The 24-year-old singer, known for her distinctive close-cropped hairstyle, was nominated in four Grammy categories for her album I Do Not Want What I Haven't Got. She was scheduled to perform her hit song Nothing Compares 2 U at the Feb. 20 ceremony.
"We are allowing ourselves to be portrayed as being in some way more important, more special than the very people we are supposed to be helping _ by the way we dress, by the cars we travel in, by the "otherworldliness' of our shows and by a lot of what we say in our music," O'Connor wrote.
Academy President Michael Greene questioned O'Connor's decision Friday.
"We applaud that Sinead feels so strongly about these issues and believe that her convictions only add to the seriousness of her work," Greene said. "But she may be misguided."

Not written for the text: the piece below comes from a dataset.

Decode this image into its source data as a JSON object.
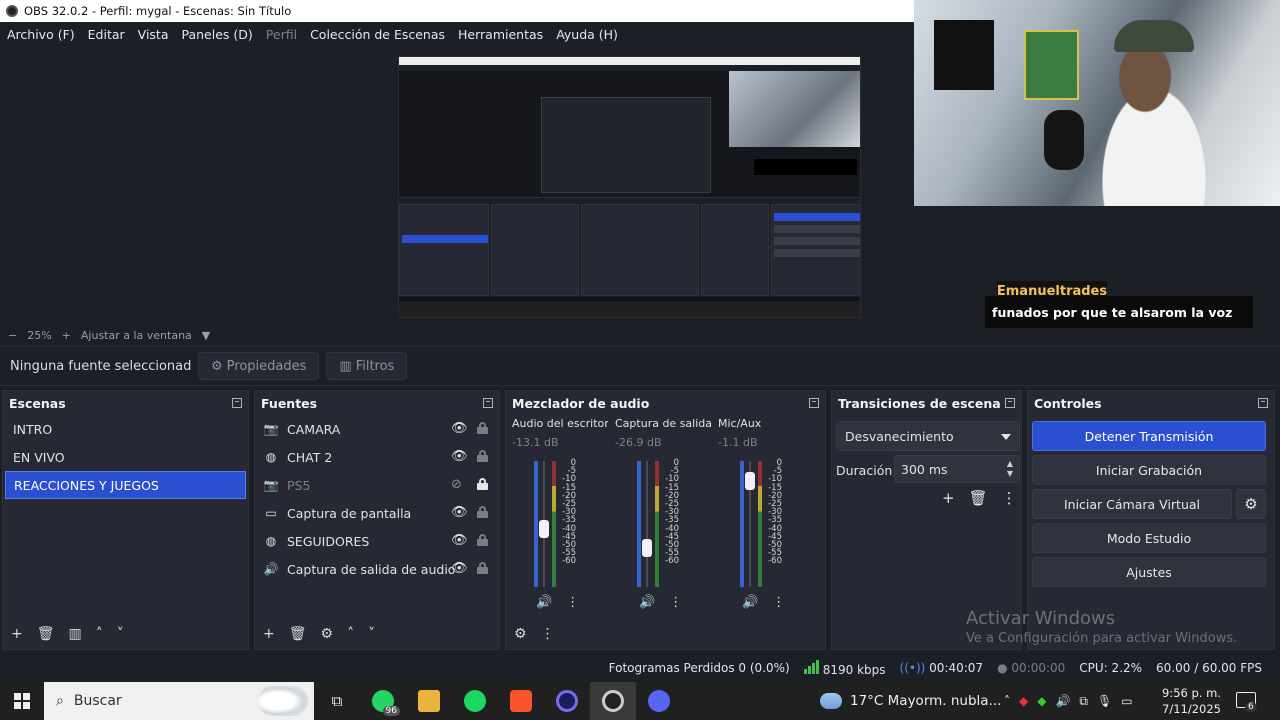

Military mere coincidence
Entertainer Louise Mandrell says it's a coincidence that she has a military tribute in her upcoming musical production at Opryland USA.
The show, Love My Country, was written before war broke out in the Middle East, the singer dancer instrumentalist said.
"It's going to look as if I put it in because of this _ and that's okay because the men deserve it _ but the truth is it was already planned because I am really pro-military," she said.
The production includes a military tribute with twirling rifles and uniformed performers representing each branch of the armed forces. It will be presented March 30 through the summer.
Actress Stefanie Powers says the extinction of wildlife is a sign of the wastefulness of modern life.
"The destruction of an animal species is the symptom of a disease that is killing us all," she said Friday during an appearance at a Nashville, Tenn., department store to benefit the William Holden Wildlife Foundation in Kenya.
"There is a malignancy of neglect that is destroying the infrastructure of our lives," she said. "In this country, we are the greatest consumers and the largest producers of garbage in the world, and we are more wasteful than any society that ever existed in the history of the world."
Paul A. Volcker and James Earl Jones are among six winners of Common Wealth Awards. Each winner receives $120,000. The awards, which were announced Thursday, were created by the late Ralph Hayes, a Coca-Cola executive.